Fiscal reform is Argentina is long overdue. In the mid- 20th century, after reaching a tax structure similar to that of developed countries, the situation deteriorated. The severe fiscal decomposition Argentina suffered since then is an historic ‘anomaly’ among comparable middle income countries. Increasing social inequality, production stagnation, and severe economic and fiscal instability have characterised the period under review. Failures of fiscal policy were deepened by a vicious circle of foreign debt, corruption, capital flight, and tax evasion and avoidance. This paper will outline how recent governments have reacted to the crises, which is marked by a new political and macroeconomic context. The focus will be on the lessons other countries might learn from the Argentinean case, such as the political, institutional and economic changes that were and continue to be crucial.
Jorge Gaggero is an economist and adviser to Plan Fénix
Education for Tax Justice: Building a culture of rights-based taxation
Taxation is still viewed in many countries struck by the on-going crisis in a negative light and most new taxation measures disproportionately impact the poor. This is why Tax Justice Network has launched a new programme titled ‘Education for Tax Justice’ with the objective to create training and learning materials for schools, adult education institutions, and citizen tax literacy. Materials currently focus on duties rather broader rights that are supported by taxation while also fail to discuss the scale and harm caused by tax avoidance and financial secrecy. Several scenarios are presented for furthering this programme.
Matti Kohonen has just finished his doctoral studies at the London School of Economics
SESSION 6: TAXING NON NATURAL PERSONS

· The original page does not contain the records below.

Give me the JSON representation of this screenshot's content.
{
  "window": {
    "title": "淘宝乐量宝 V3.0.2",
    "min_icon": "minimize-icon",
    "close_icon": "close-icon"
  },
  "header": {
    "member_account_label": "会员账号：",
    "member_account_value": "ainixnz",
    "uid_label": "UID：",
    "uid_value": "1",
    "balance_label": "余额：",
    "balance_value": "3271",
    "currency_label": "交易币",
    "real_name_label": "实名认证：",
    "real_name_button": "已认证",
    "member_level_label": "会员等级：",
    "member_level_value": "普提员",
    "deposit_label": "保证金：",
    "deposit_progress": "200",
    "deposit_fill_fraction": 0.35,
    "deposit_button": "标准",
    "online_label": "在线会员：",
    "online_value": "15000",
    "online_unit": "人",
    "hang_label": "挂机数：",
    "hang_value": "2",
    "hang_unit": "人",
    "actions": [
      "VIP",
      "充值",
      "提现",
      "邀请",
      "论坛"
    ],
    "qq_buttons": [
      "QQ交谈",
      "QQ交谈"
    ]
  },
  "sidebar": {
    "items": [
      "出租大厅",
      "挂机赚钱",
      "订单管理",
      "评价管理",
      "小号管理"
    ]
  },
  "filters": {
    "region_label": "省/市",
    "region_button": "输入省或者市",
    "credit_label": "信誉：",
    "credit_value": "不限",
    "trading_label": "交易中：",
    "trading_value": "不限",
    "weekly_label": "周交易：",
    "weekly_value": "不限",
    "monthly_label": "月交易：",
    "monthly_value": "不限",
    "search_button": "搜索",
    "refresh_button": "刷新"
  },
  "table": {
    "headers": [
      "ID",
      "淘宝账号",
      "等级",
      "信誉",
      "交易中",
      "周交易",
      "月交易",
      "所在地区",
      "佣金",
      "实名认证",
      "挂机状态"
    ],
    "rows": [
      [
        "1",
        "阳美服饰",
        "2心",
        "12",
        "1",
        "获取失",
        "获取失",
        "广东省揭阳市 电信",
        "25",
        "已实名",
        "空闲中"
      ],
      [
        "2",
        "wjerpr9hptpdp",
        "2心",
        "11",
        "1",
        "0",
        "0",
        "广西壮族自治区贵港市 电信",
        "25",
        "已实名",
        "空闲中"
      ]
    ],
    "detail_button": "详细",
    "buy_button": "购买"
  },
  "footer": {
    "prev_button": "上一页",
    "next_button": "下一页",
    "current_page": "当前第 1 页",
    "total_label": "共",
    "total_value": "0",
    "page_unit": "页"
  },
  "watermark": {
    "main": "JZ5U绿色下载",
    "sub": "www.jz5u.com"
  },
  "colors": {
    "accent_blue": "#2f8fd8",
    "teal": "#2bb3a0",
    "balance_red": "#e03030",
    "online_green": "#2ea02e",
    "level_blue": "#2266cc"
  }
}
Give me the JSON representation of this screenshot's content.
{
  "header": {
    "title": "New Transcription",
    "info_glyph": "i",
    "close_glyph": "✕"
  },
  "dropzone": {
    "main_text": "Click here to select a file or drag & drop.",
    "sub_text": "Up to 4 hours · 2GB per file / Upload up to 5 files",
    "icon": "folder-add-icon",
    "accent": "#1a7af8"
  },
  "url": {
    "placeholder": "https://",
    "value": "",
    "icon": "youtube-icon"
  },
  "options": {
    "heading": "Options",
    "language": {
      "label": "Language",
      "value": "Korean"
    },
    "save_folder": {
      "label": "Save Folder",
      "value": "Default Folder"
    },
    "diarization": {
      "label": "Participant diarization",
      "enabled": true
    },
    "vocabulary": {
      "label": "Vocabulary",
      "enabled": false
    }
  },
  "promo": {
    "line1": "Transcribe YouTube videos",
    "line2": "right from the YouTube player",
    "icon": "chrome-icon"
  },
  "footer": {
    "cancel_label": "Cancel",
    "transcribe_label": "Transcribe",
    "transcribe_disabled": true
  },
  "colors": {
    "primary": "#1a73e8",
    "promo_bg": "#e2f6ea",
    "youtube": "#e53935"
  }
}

11.00-12.30: facilitated by Sol Picciotto
It makes no sense to allow certain taxpayers, largely transnational businesses, to choose between being subject to tax as a corporation or being taxed as a partnership, which enables the partners to use pass-through entities for tax planning. Experience shows that this provision encourages the misuse of hybrid entities which can take advantage of gaps between different tax regimes, known as international tax arbitrage, to achieve double non-taxation. This paper examines the role of hybrid entities used by the financial and banking sectors to avoid tax. The main research finding is that pass-through entities related to transnationals are chiefly used to shift profits to low tax jurisdictions, and should therefore be taxed as a corporation, to avoid artificial losses, abuse in foreign tax credits, structured financial arrangements (loans, credits).
Tulio Rosenbuj is a professor of tax law at the University of Barcelona
Comparative Survey: bank account registries and automatic tax information exchange
Two key policies advocated by the Tax Justice Network, namely a registry of trusts and foundations, and automatic tax information exchange for capital income, lack a solid basis of empirical research to further political change. This research aims to contribute to close these research gaps. First, as relates to registries for trusts and foundations, experiences relating to the design of bank account registries or reporting systems have been analysed as examples of how to model similar registries for trusts and foundations. Second, with respect to automatic tax information exchange for capital income, experiences from the European Savings Tax Directive, under bilateral double taxation treaties and under the Nordic Mutual Assistance Convention have been analysed with a view to assess their comparative performance, to identify preconditions for successful practice, and to draw conclusions for policy formulation.
Markus Meinzer works as an applied researcher and analyst for TJN’s International Secretariat